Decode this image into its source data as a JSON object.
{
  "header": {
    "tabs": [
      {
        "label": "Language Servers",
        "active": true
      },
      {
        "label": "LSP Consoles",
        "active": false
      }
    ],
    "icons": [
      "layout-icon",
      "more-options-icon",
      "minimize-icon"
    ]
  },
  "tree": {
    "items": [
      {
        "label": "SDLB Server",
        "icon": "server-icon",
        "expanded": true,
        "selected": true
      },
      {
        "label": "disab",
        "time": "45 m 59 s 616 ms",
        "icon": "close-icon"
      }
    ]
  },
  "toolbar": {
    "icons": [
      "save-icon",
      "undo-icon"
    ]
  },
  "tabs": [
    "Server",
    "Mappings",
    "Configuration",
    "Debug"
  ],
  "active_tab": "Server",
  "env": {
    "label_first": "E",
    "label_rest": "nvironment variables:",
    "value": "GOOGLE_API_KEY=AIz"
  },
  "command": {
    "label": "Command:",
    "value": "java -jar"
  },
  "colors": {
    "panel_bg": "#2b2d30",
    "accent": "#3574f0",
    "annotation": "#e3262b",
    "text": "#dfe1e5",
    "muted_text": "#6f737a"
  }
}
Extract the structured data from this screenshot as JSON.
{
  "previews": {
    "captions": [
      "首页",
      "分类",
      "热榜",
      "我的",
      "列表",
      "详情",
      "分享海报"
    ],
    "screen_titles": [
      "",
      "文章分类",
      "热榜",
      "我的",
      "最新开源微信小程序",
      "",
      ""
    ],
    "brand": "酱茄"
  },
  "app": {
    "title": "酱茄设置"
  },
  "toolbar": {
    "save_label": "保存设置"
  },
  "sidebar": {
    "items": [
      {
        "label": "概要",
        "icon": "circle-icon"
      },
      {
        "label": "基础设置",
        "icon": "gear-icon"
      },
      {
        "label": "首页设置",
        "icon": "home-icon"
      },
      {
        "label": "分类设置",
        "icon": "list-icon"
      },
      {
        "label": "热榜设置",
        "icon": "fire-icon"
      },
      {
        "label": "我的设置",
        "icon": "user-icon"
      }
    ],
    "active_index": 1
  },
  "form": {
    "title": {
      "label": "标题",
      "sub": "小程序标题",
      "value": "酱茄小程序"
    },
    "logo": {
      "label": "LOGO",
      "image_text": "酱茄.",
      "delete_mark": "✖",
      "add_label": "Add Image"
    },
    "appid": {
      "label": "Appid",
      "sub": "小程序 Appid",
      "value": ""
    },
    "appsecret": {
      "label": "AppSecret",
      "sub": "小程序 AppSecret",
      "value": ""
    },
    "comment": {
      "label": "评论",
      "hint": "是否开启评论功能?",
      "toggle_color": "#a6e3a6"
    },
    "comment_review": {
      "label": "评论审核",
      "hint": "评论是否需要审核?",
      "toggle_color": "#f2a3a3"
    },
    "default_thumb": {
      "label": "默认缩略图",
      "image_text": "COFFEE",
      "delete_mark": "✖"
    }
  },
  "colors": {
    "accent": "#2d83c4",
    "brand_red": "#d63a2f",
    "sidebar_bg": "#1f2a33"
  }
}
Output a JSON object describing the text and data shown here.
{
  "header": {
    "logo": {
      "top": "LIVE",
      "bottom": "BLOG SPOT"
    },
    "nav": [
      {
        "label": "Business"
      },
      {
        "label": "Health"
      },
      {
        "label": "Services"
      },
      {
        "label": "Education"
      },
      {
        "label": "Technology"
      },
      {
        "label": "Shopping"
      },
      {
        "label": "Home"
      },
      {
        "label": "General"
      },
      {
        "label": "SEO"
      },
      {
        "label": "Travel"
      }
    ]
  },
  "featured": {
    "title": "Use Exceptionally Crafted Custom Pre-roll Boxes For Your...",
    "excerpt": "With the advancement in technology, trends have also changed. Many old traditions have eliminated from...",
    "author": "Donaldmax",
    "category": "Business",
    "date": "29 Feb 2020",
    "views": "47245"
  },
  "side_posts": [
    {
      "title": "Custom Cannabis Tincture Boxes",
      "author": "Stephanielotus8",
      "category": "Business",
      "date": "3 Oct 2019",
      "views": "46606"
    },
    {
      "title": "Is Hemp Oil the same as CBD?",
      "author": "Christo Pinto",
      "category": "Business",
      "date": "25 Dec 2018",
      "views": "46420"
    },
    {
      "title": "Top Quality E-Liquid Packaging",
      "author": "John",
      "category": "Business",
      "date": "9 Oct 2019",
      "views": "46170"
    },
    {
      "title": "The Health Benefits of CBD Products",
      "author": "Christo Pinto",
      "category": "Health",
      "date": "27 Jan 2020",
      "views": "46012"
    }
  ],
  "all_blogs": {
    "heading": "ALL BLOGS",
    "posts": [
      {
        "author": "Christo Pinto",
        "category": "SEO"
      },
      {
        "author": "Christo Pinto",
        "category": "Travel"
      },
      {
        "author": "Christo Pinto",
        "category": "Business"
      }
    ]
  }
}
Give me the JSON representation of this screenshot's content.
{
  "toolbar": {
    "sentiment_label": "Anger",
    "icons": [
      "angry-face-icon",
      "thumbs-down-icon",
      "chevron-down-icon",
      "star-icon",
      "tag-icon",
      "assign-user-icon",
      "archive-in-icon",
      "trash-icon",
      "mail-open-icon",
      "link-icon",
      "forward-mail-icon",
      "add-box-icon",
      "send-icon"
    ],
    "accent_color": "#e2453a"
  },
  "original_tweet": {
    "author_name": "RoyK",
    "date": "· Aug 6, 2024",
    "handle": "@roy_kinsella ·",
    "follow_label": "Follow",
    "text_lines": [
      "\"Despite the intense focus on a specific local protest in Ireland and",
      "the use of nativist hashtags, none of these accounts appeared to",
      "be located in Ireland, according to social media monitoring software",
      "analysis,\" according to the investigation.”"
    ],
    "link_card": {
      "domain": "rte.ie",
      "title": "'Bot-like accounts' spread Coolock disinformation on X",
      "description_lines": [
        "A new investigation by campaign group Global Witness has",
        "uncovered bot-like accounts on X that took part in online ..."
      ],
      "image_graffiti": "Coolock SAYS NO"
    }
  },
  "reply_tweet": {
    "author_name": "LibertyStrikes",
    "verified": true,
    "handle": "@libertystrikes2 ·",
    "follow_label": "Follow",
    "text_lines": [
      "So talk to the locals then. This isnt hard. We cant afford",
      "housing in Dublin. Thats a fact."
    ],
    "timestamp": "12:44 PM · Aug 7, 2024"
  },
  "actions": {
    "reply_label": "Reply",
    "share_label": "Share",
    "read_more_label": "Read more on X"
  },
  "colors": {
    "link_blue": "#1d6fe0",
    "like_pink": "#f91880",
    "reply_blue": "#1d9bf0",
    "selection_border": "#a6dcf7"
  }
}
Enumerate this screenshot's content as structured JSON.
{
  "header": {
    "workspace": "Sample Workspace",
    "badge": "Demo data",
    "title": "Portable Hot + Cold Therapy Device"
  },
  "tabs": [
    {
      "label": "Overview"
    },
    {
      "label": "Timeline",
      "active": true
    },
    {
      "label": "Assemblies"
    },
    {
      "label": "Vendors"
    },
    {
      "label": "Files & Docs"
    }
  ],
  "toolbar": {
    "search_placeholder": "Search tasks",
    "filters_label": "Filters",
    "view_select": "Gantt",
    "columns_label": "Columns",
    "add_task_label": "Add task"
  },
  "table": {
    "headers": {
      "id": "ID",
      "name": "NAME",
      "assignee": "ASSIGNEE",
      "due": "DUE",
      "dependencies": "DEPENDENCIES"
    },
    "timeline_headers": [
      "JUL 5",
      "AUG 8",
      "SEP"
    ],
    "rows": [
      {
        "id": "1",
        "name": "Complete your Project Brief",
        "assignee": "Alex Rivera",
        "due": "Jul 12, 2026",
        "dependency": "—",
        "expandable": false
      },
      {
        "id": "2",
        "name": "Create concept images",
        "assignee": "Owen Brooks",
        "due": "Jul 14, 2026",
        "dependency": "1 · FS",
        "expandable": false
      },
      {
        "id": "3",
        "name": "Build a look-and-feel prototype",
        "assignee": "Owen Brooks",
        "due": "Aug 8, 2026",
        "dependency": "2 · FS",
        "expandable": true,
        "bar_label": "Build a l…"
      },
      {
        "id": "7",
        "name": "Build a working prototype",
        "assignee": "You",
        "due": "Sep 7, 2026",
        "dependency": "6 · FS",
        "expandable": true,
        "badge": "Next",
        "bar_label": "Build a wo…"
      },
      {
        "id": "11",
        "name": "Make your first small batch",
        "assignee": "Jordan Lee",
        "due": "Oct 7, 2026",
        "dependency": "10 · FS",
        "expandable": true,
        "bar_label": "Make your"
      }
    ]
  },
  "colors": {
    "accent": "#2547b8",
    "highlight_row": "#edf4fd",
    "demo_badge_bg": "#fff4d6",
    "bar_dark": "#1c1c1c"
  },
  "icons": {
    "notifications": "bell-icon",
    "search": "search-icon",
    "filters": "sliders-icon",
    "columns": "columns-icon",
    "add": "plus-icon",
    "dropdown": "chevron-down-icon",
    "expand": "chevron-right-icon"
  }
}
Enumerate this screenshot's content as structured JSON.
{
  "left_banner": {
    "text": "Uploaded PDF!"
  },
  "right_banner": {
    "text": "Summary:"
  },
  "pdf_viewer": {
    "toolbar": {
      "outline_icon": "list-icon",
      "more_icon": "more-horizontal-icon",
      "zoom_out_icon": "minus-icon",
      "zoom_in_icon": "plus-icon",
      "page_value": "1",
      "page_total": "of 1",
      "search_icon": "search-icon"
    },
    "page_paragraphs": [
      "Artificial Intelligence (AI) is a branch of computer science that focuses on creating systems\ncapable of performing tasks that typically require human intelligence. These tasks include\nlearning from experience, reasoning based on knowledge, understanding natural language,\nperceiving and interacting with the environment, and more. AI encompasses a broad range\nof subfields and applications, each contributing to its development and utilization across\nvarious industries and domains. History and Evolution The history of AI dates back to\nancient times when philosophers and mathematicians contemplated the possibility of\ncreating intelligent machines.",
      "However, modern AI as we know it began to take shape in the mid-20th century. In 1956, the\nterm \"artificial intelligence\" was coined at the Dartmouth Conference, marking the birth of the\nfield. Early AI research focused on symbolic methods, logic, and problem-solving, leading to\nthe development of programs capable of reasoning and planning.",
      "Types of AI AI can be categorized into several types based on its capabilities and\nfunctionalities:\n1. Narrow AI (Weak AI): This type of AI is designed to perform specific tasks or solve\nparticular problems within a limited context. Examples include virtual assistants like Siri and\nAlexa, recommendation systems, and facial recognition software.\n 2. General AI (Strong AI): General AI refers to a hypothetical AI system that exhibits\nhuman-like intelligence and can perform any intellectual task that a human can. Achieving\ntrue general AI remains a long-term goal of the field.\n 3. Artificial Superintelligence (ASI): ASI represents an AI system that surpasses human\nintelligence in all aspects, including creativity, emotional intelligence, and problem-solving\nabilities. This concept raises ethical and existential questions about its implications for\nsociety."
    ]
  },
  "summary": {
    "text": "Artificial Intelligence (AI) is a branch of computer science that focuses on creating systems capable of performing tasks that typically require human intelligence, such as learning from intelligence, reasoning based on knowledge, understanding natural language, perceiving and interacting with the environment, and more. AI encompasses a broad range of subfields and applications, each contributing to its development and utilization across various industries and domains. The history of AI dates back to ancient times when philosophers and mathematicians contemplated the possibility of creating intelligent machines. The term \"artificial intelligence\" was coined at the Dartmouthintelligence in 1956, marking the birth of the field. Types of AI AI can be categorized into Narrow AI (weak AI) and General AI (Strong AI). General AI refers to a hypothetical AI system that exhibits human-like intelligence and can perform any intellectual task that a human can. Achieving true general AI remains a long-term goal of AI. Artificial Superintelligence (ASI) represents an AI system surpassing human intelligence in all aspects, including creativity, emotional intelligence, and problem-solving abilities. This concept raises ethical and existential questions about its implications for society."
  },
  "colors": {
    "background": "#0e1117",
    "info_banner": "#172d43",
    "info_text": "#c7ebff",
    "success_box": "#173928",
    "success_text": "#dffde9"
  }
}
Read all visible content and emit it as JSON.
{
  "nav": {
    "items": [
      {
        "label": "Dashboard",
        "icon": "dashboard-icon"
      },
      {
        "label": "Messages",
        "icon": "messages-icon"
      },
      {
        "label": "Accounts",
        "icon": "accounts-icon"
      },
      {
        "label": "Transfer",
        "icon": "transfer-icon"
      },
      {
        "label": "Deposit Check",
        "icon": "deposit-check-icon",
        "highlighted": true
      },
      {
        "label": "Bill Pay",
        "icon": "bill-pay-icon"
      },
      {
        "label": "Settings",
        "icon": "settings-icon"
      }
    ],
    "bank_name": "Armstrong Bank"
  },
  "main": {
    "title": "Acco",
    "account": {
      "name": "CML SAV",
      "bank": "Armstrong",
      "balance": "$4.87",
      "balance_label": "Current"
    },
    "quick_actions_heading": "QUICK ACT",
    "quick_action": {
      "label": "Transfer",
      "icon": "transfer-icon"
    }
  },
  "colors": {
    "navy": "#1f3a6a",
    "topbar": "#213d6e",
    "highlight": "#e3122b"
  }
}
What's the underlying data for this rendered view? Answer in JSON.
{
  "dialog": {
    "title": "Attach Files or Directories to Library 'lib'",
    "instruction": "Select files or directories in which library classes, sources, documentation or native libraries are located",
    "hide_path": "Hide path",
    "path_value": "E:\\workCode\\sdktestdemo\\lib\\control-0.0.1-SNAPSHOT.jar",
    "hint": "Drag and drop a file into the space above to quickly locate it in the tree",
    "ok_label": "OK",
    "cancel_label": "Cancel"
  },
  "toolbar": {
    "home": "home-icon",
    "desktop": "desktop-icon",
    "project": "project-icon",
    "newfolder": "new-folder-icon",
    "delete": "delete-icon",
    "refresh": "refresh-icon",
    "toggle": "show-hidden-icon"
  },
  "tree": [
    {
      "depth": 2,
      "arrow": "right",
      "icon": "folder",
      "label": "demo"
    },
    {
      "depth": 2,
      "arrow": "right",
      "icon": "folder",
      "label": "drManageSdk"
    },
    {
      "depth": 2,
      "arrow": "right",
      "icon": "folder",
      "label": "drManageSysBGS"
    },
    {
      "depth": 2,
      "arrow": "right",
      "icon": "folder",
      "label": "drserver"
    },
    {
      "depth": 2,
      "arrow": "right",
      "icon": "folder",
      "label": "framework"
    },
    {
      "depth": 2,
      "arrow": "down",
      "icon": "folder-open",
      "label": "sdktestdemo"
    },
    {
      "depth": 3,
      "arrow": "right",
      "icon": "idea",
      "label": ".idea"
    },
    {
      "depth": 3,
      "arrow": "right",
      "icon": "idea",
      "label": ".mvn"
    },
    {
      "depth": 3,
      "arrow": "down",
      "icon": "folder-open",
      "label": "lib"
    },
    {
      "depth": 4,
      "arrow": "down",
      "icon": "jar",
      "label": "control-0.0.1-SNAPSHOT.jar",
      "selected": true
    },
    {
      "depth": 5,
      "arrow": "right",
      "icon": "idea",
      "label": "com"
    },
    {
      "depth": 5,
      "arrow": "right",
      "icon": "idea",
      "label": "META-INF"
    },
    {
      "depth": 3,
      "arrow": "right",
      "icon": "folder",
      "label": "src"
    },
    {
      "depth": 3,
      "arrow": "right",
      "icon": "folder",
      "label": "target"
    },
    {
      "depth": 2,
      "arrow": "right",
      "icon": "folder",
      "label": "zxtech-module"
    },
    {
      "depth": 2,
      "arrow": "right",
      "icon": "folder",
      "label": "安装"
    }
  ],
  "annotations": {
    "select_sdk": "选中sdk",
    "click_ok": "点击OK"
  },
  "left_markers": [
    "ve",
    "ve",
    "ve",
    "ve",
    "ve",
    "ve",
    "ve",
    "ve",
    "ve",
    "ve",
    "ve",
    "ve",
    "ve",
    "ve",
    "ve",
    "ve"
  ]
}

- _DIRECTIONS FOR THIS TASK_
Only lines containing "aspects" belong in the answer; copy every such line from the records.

- _TASK RESPONSE_
      "Types of AI AI can be categorized into several types based on its capabilities and\nfunctionalities:\n1. Narrow AI (Weak AI): This type of AI is designed to perform specific tasks or solve\nparticular problems within a limited context. Examples include virtual assistants like Siri and\nAlexa, recommendation systems, and facial recognition software.\n 2. General AI (Strong AI): General AI refers to a hypothetical AI system that exhibits\nhuman-like intelligence and can perform any intellectual task that a human can. Achieving\ntrue general AI remains a long-term goal of the field.\n 3. Artificial Superintelligence (ASI): ASI represents an AI system that surpasses human\nintelligence in all aspects, including creativity, emotional intelligence, and problem-solving\nabilities. This concept raises ethical and existential questions about its implications for\nsociety."
    "text": "Artificial Intelligence (AI) is a branch of computer science that focuses on creating systems capable of performing tasks that typically require human intelligence, such as learning from intelligence, reasoning based on knowledge, understanding natural language, perceiving and interacting with the environment, and more. AI encompasses a broad range of subfields and applications, each contributing to its development and utilization across various industries and domains. The history of AI dates back to ancient times when philosophers and mathematicians contemplated the possibility of creating intelligent machines. The term \"artificial intelligence\" was coined at the Dartmouthintelligence in 1956, marking the birth of the field. Types of AI AI can be categorized into Narrow AI (weak AI) and General AI (Strong AI). General AI refers to a hypothetical AI system that exhibits human-like intelligence and can perform any intellectual task that a human can. Achieving true general AI remains a long-term goal of AI. Artificial Superintelligence (ASI) represents an AI system surpassing human intelligence in all aspects, including creativity, emotional intelligence, and problem-solving abilities. This concept raises ethical and existential questions about its implications for society."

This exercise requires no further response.